After the 2003 call, the puzzled French leader didn’t comply with Bush’s request. Instead, his staff asked Thomas Romer, a theologian at the University of Lausanne, to analyze the weird appeal. Dr. Romer explained that the Old Testament book of Ezekiel contains two chapters (38 and 39) in which God rages against Gog and Magog, sinister and mysterious forces menacing Israel. Jehovah vows to smite them savagely, to “turn thee back, and put hooks into thy jaws,” and slaughter them ruthlessly. In the New Testament, the mystical book of Revelation envisions Gog and Magog gathering nations for battle, “and fire came down from God out of heaven, and devoured them.”

In 2007, Dr. Romer recounted Bush’s strange behavior in Lausanne University’s review, Allez Savoir. A French-language Swiss newspaper, Le Matin Dimanche, printed a sarcastic account titled: “When President George W. Bush Saw the Prophesies of the Bible Coming to Pass.” France’s La Liberte likewise spoofed it under the headline “A Small Scoop on Bush, Chirac, God, Gog and Magog.” But other news media missed the amazing report.

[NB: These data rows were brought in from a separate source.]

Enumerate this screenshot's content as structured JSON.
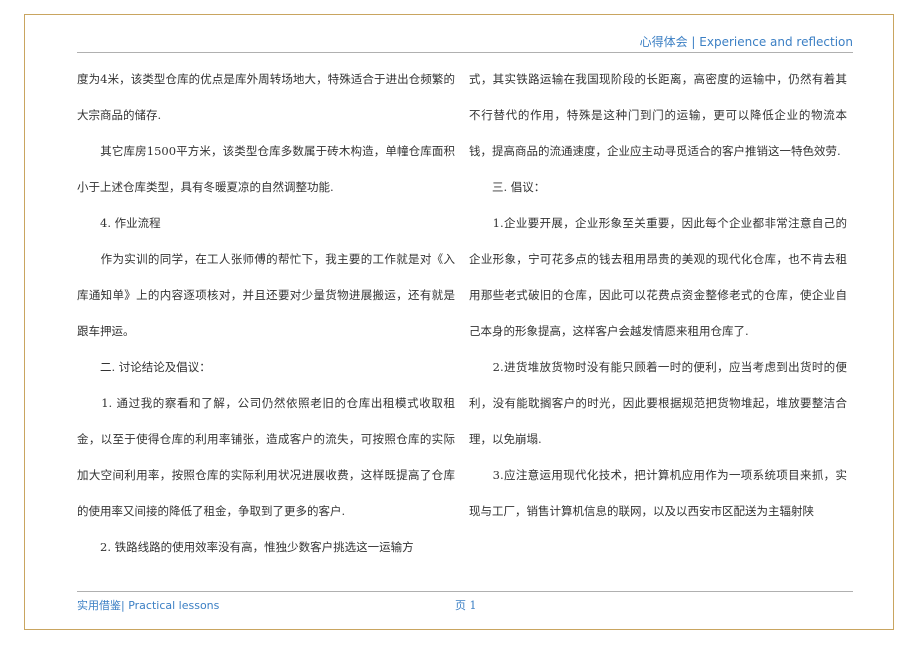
{
  "header": {
    "text": "心得体会 | Experience and reflection"
  },
  "left_column": {
    "paragraphs": [
      "度为4米，该类型仓库的优点是库外周转场地大，特殊适合于进出仓频繁的大宗商品的储存.",
      "　　其它库房1500平方米，该类型仓库多数属于砖木构造，单幢仓库面积小于上述仓库类型，具有冬暖夏凉的自然调整功能.",
      "　　4. 作业流程",
      "　　作为实训的同学，在工人张师傅的帮忙下，我主要的工作就是对《入库通知单》上的内容逐项核对，并且还要对少量货物进展搬运，还有就是跟车押运。",
      "　　二. 讨论结论及倡议：",
      "　　1. 通过我的察看和了解，公司仍然依照老旧的仓库出租模式收取租金，以至于使得仓库的利用率铺张，造成客户的流失，可按照仓库的实际加大空间利用率，按照仓库的实际利用状况进展收费，这样既提高了仓库的使用率又间接的降低了租金，争取到了更多的客户.",
      "　　2. 铁路线路的使用效率没有高，惟独少数客户挑选这一运输方"
    ]
  },
  "right_column": {
    "paragraphs": [
      "式，其实铁路运输在我国现阶段的长距离，高密度的运输中，仍然有着其不行替代的作用，特殊是这种门到门的运输，更可以降低企业的物流本钱，提高商品的流通速度，企业应主动寻觅适合的客户推销这一特色效劳.",
      "　　三. 倡议：",
      "　　1.企业要开展，企业形象至关重要，因此每个企业都非常注意自己的企业形象，宁可花多点的钱去租用昂贵的美观的现代化仓库，也不肯去租用那些老式破旧的仓库，因此可以花费点资金整修老式的仓库，使企业自己本身的形象提高，这样客户会越发情愿来租用仓库了.",
      "　　2.进货堆放货物时没有能只顾着一时的便利，应当考虑到出货时的便利，没有能耽搁客户的时光，因此要根据规范把货物堆起，堆放要整洁合理，以免崩塌.",
      "　　3.应注意运用现代化技术，把计算机应用作为一项系统项目来抓，实现与工厂，销售计算机信息的联网，以及以西安市区配送为主辐射陕"
    ]
  },
  "footer": {
    "left_text": "实用借鉴| Practical lessons",
    "page_label": "页 1"
  }
}
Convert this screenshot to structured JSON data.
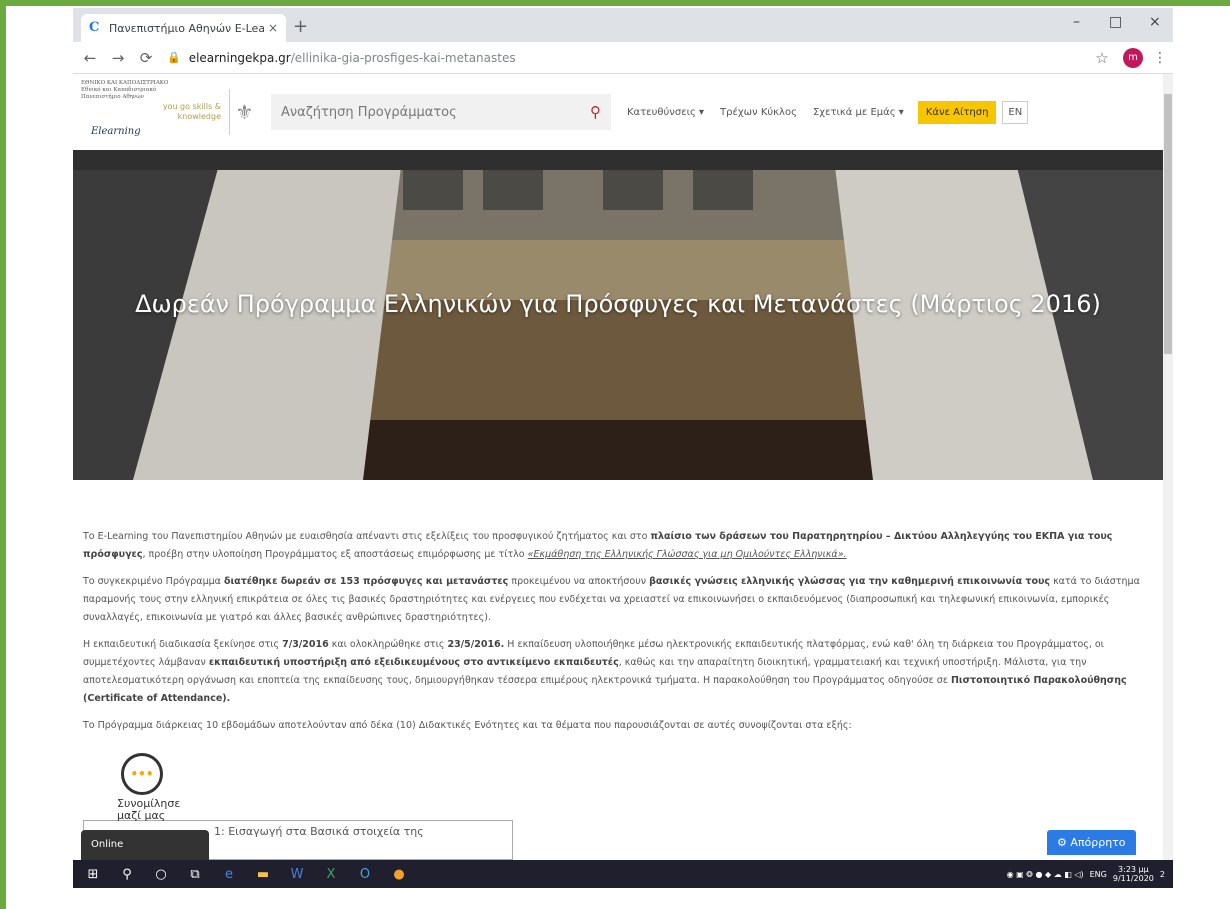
{
  "browser": {
    "tab_title": "Πανεπιστήμιο Αθηνών E-Learning",
    "tab_close": "×",
    "new_tab": "+",
    "url_host": "elearningekpa.gr",
    "url_path": "/ellinika-gia-prosfiges-kai-metanastes",
    "profile_initial": "m",
    "minimize": "–",
    "maximize": "□",
    "close": "×"
  },
  "header": {
    "logo_lines": [
      "ΕΘΝΙΚΟ ΚΑΙ ΚΑΠΟΔΙΣΤΡΙΑΚΟ",
      "Εθνικό και Καποδιστριακό",
      "Πανεπιστήμιο Αθηνών"
    ],
    "logo_elearning": "Elearning",
    "tagline": "you go skills & knowledge",
    "search_placeholder": "Αναζήτηση Προγράμματος",
    "nav": [
      {
        "label": "Κατευθύνσεις ▾"
      },
      {
        "label": "Τρέχων Κύκλος"
      },
      {
        "label": "Σχετικά με Εμάς ▾"
      }
    ],
    "cta_label": "Κάνε Αίτηση",
    "lang_label": "EN"
  },
  "hero": {
    "title": "Δωρεάν Πρόγραμμα Ελληνικών για Πρόσφυγες και Μετανάστες (Μάρτιος 2016)"
  },
  "content": {
    "p1_a": "Το E-Learning του Πανεπιστημίου Αθηνών με ευαισθησία απέναντι στις εξελίξεις του προσφυγικού ζητήματος και στο ",
    "p1_b": "πλαίσιο των δράσεων του Παρατηρητηρίου – Δικτύου Αλληλεγγύης του ΕΚΠΑ για τους πρόσφυγες",
    "p1_c": ", προέβη στην υλοποίηση Προγράμματος εξ αποστάσεως επιμόρφωσης με τίτλο ",
    "p1_d": "«Εκμάθηση της Ελληνικής Γλώσσας για μη Ομιλούντες Ελληνικά».",
    "p2_a": "Το συγκεκριμένο Πρόγραμμα ",
    "p2_b": "διατέθηκε δωρεάν σε 153 πρόσφυγες και μετανάστες",
    "p2_c": " προκειμένου να αποκτήσουν ",
    "p2_d": "βασικές γνώσεις ελληνικής γλώσσας για την καθημερινή επικοινωνία τους",
    "p2_e": " κατά το διάστημα παραμονής τους στην ελληνική επικράτεια σε όλες τις βασικές δραστηριότητες και ενέργειες που ενδέχεται να χρειαστεί να επικοινωνήσει ο εκπαιδευόμενος (διαπροσωπική και τηλεφωνική επικοινωνία, εμπορικές συναλλαγές, επικοινωνία με γιατρό και άλλες βασικές ανθρώπινες δραστηριότητες).",
    "p3_a": "Η εκπαιδευτική διαδικασία ξεκίνησε στις ",
    "p3_b": "7/3/2016",
    "p3_c": " και ολοκληρώθηκε στις ",
    "p3_d": "23/5/2016.",
    "p3_e": " Η εκπαίδευση υλοποιήθηκε μέσω ηλεκτρονικής εκπαιδευτικής πλατφόρμας, ενώ καθ' όλη τη διάρκεια του Προγράμματος, οι συμμετέχοντες λάμβαναν ",
    "p3_f": "εκπαιδευτική υποστήριξη από εξειδικευμένους στο αντικείμενο εκπαιδευτές",
    "p3_g": ", καθώς και την απαραίτητη διοικητική, γραμματειακή και τεχνική υποστήριξη. Μάλιστα, για την αποτελεσματικότερη οργάνωση και εποπτεία της εκπαίδευσης τους, δημιουργήθηκαν τέσσερα επιμέρους ηλεκτρονικά τμήματα. Η παρακολούθηση του Προγράμματος οδηγούσε σε ",
    "p3_h": "Πιστοποιητικό Παρακολούθησης (Certificate of Attendance).",
    "p4": "Το Πρόγραμμα διάρκειας 10 εβδομάδων αποτελούνταν από δέκα (10) Διδακτικές Ενότητες και τα θέματα που παρουσιάζονται σε αυτές συνοψίζονται στα εξής:",
    "module1": "1: Εισαγωγή στα Βασικά στοιχεία της"
  },
  "widgets": {
    "chat_dots": "•••",
    "chat_label": "Συνομίλησε μαζί μας",
    "online_label": "Online",
    "privacy_label": "⚙ Απόρρητο"
  },
  "taskbar": {
    "lang": "ENG",
    "time": "3:23 μμ",
    "date": "9/11/2020",
    "notif_count": "2"
  }
}
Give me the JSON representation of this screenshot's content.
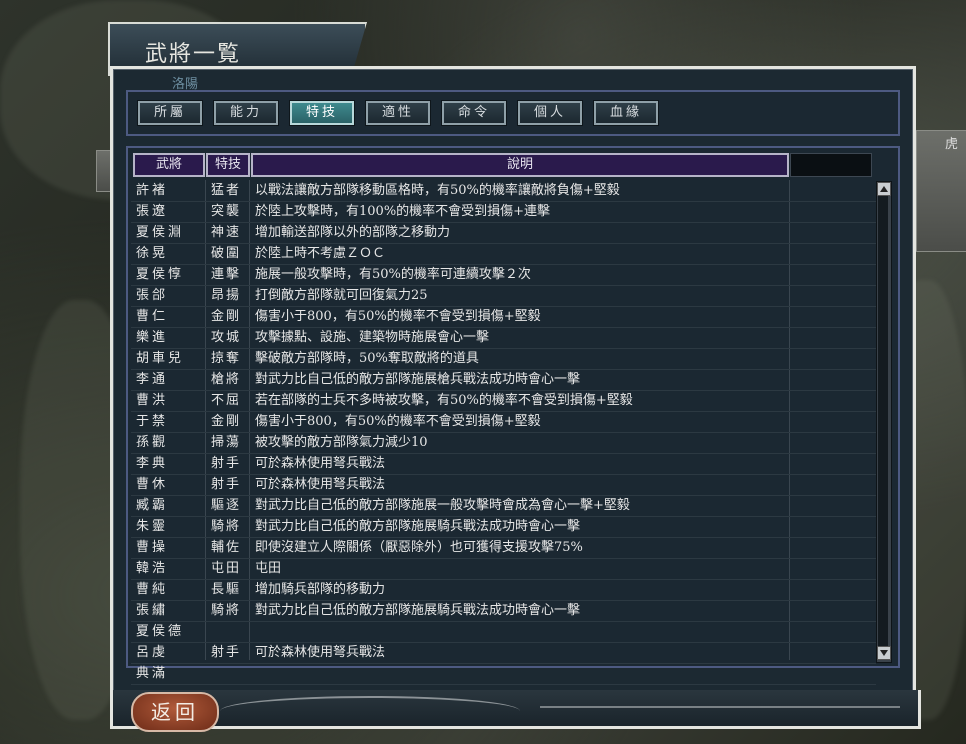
{
  "window": {
    "title": "武將一覧",
    "subtitle": "洛陽",
    "map_label": "虎"
  },
  "tabs": [
    {
      "label": "所屬",
      "active": false
    },
    {
      "label": "能力",
      "active": false
    },
    {
      "label": "特技",
      "active": true
    },
    {
      "label": "適性",
      "active": false
    },
    {
      "label": "命令",
      "active": false
    },
    {
      "label": "個人",
      "active": false
    },
    {
      "label": "血緣",
      "active": false
    }
  ],
  "table": {
    "headers": {
      "name": "武將",
      "skill": "特技",
      "desc": "說明"
    },
    "rows": [
      {
        "name": "許褚",
        "skill": "猛者",
        "desc": "以戰法讓敵方部隊移動區格時，有50%的機率讓敵將負傷+堅毅"
      },
      {
        "name": "張遼",
        "skill": "突襲",
        "desc": "於陸上攻擊時，有100%的機率不會受到損傷+連擊"
      },
      {
        "name": "夏侯淵",
        "skill": "神速",
        "desc": "增加輸送部隊以外的部隊之移動力"
      },
      {
        "name": "徐晃",
        "skill": "破圍",
        "desc": "於陸上時不考慮ＺＯＣ"
      },
      {
        "name": "夏侯惇",
        "skill": "連擊",
        "desc": "施展一般攻擊時，有50%的機率可連續攻擊２次"
      },
      {
        "name": "張郃",
        "skill": "昂揚",
        "desc": "打倒敵方部隊就可回復氣力25"
      },
      {
        "name": "曹仁",
        "skill": "金剛",
        "desc": "傷害小于800，有50%的機率不會受到損傷+堅毅"
      },
      {
        "name": "樂進",
        "skill": "攻城",
        "desc": "攻擊據點、設施、建築物時施展會心一擊"
      },
      {
        "name": "胡車兒",
        "skill": "掠奪",
        "desc": "擊破敵方部隊時，50%奪取敵將的道具"
      },
      {
        "name": "李通",
        "skill": "槍將",
        "desc": "對武力比自己低的敵方部隊施展槍兵戰法成功時會心一擊"
      },
      {
        "name": "曹洪",
        "skill": "不屈",
        "desc": "若在部隊的士兵不多時被攻擊，有50%的機率不會受到損傷+堅毅"
      },
      {
        "name": "于禁",
        "skill": "金剛",
        "desc": "傷害小于800，有50%的機率不會受到損傷+堅毅"
      },
      {
        "name": "孫觀",
        "skill": "掃蕩",
        "desc": "被攻擊的敵方部隊氣力減少10"
      },
      {
        "name": "李典",
        "skill": "射手",
        "desc": "可於森林使用弩兵戰法"
      },
      {
        "name": "曹休",
        "skill": "射手",
        "desc": "可於森林使用弩兵戰法"
      },
      {
        "name": "臧霸",
        "skill": "驅逐",
        "desc": "對武力比自己低的敵方部隊施展一般攻擊時會成為會心一擊+堅毅"
      },
      {
        "name": "朱靈",
        "skill": "騎將",
        "desc": "對武力比自己低的敵方部隊施展騎兵戰法成功時會心一擊"
      },
      {
        "name": "曹操",
        "skill": "輔佐",
        "desc": "即使沒建立人際關係（厭惡除外）也可獲得支援攻擊75%"
      },
      {
        "name": "韓浩",
        "skill": "屯田",
        "desc": "屯田"
      },
      {
        "name": "曹純",
        "skill": "長驅",
        "desc": "增加騎兵部隊的移動力"
      },
      {
        "name": "張繡",
        "skill": "騎將",
        "desc": "對武力比自己低的敵方部隊施展騎兵戰法成功時會心一擊"
      },
      {
        "name": "夏侯德",
        "skill": "",
        "desc": ""
      },
      {
        "name": "呂虔",
        "skill": "射手",
        "desc": "可於森林使用弩兵戰法"
      },
      {
        "name": "典滿",
        "skill": "",
        "desc": ""
      }
    ]
  },
  "footer": {
    "back_label": "返回"
  }
}
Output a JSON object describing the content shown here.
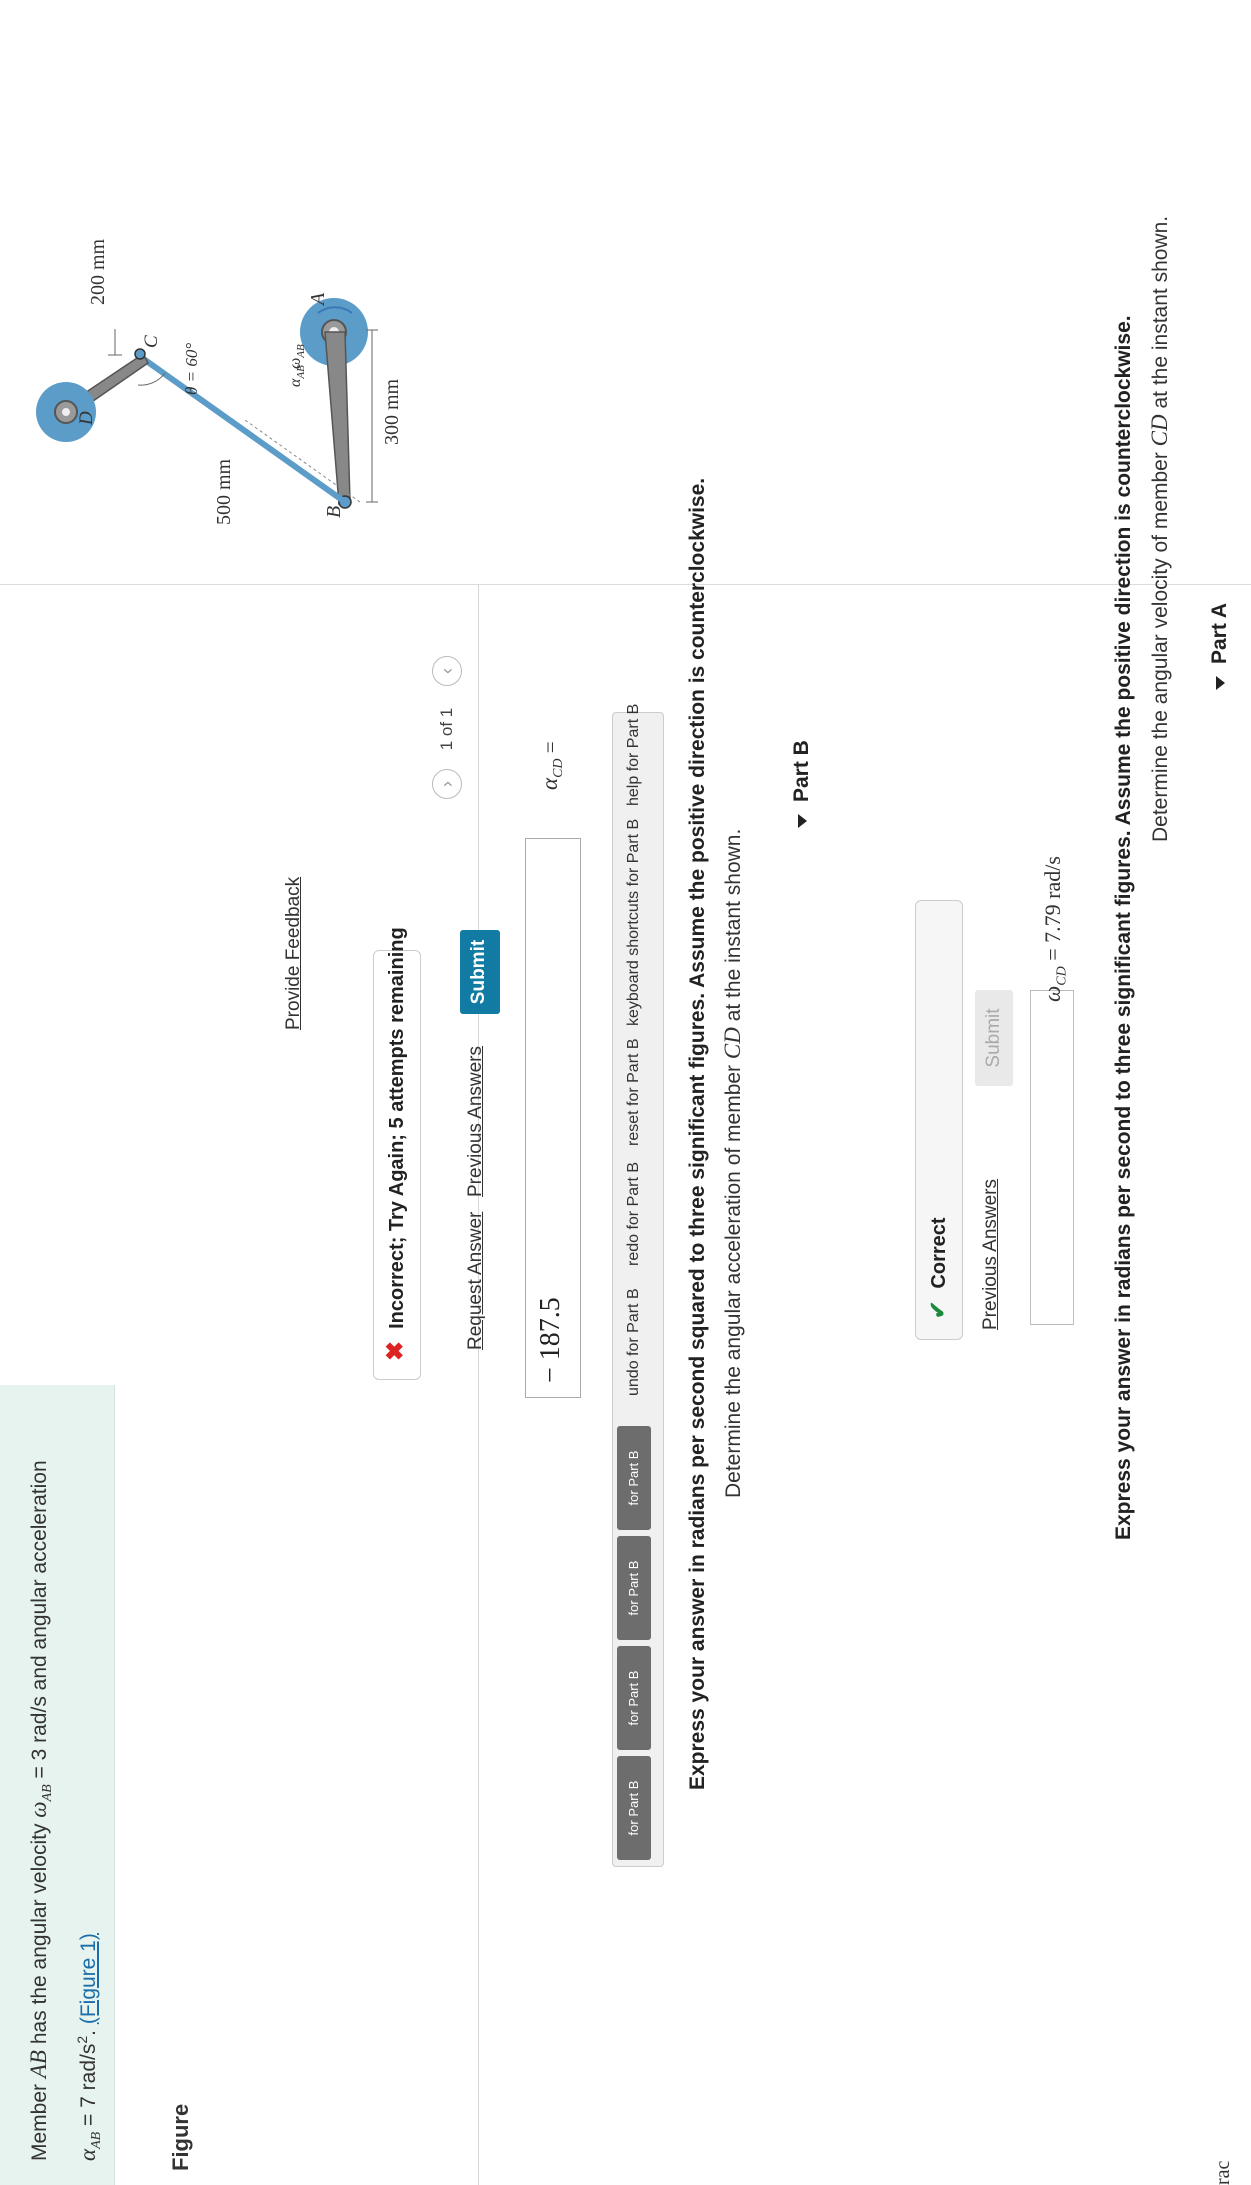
{
  "problem": {
    "line1_pre": "Member",
    "member_ab": "AB",
    "line1_mid": "has the angular velocity",
    "omega_sym": "ω",
    "omega_sub": "AB",
    "omega_val": "= 3 rad/s and angular acceleration",
    "alpha_sym": "α",
    "alpha_sub": "AB",
    "alpha_val": "= 7 rad/s",
    "alpha_exp": "2",
    "period": ".",
    "figure_link": "(Figure 1)"
  },
  "figure": {
    "heading": "Figure",
    "labels": {
      "A": "A",
      "B": "B",
      "C": "C",
      "D": "D",
      "dim_300": "300 mm",
      "dim_500": "500 mm",
      "dim_200": "200 mm",
      "theta": "θ = 60°",
      "omega_ab": "ω",
      "omega_ab_sub": "AB",
      "alpha_ab": "α",
      "alpha_ab_sub": "AB"
    },
    "pager": {
      "prev": "‹",
      "next": "›",
      "count": "1 of 1"
    }
  },
  "partA": {
    "title": "Part A",
    "question_pre": "Determine the angular velocity of member",
    "member": "CD",
    "question_post": "at the instant shown.",
    "instruction": "Express your answer in radians per second to three significant figures. Assume the positive direction is counterclockwise.",
    "answer_label": "ω",
    "answer_sub": "CD",
    "answer_value": "= 7.79",
    "answer_unit": "rad/s",
    "submit": "Submit",
    "previous_answers": "Previous Answers",
    "status": "Correct"
  },
  "partB": {
    "title": "Part B",
    "question_pre": "Determine the angular acceleration of member",
    "member": "CD",
    "question_post": "at the instant shown.",
    "instruction": "Express your answer in radians per second squared to three significant figures. Assume the positive direction is counterclockwise.",
    "toolbar": {
      "templates": "for Part B",
      "vec": "for Part B",
      "matrix": "for Part B",
      "units": "for Part B",
      "undo": "undo for Part B",
      "redo": "redo for Part B",
      "reset": "reset for Part B",
      "keyboard": "keyboard shortcuts for Part B",
      "help": "help for Part B"
    },
    "answer_label": "α",
    "answer_sub": "CD",
    "answer_eq": "=",
    "answer_value": "− 187.5",
    "unit_cut": "rac",
    "submit": "Submit",
    "previous_answers": "Previous Answers",
    "request_answer": "Request Answer",
    "status": "Incorrect; Try Again; 5 attempts remaining"
  },
  "feedback": "Provide Feedback"
}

Subsequently, ex-President Chirac confirmed the nutty event in a long interview with French journalist Jean-Claude Maurice, who tells the tale in his new book, Si Vous le Répétez, Je Démentirai (If You Repeat it, I Will Deny), released in March by the publisher Plon.

Oddly, mainstream media are ignoring this alarming revelation that Bush may have been half-cracked when he started his Iraq war. My own paper, The Charleston Gazette in West Virginia, is the only U.S. newspaper to report it so far. Canada’s Toronto Star recounted the story, calling it a “stranger-than-fiction disclosure … which suggests that apocalyptic fervor may have held sway within the walls of the White House.” Fortunately, online commentary sites are spreading the news, filling the press void.

The French revelation jibes with other known aspects of Bush’s renowned evangelical certitude. For example, a few months after his phone call to Chirac, Bush attended a 2003 summit in Egypt. The Palestinian foreign minister later said the American president told him he was “on a mission from God” to defeat Iraq. At that time, the White House called this claim “absurd.”

Recently, GQ magazine revealed that former Defense Secretary Donald Rumsfeld attached warlike Bible verses and Iraq battle photos to war reports he hand-delivered to Bush. One declared: “Put on the full armor of God, so that when the day of evil comes, you may be able to stand your ground.”

It’s awkward to say openly, but now-departed President Bush is a religious crackpot, an ex-drunk of small intellect who “got saved.” He never should have been entrusted with the power to start wars.

For six years, Americans really haven’t known why he launched the unnecessary Iraq attack. Official pretexts turned out to be baseless. Iraq had no weapons of mass destruction after all, and wasn’t in league with terrorists, as the White House alleged. Collapse of his asserted reasons led to speculation about hidden motives: Was the invasion loosed to gain control of Iraq’s oil—or to protect Israel—or to complete Bush’s father’s vendetta against the late dictator Saddam Hussein? Nobody ever found an answer.

Now, added to the other suspicions, comes the goofy possibility that abstruse, supernatural, idiotic, laughable Bible prophecies were a factor. This casts an ominous pall over the needless war that has killed more than four thousand young Americans and cost U.S. taxpayers perhaps $1 trillion.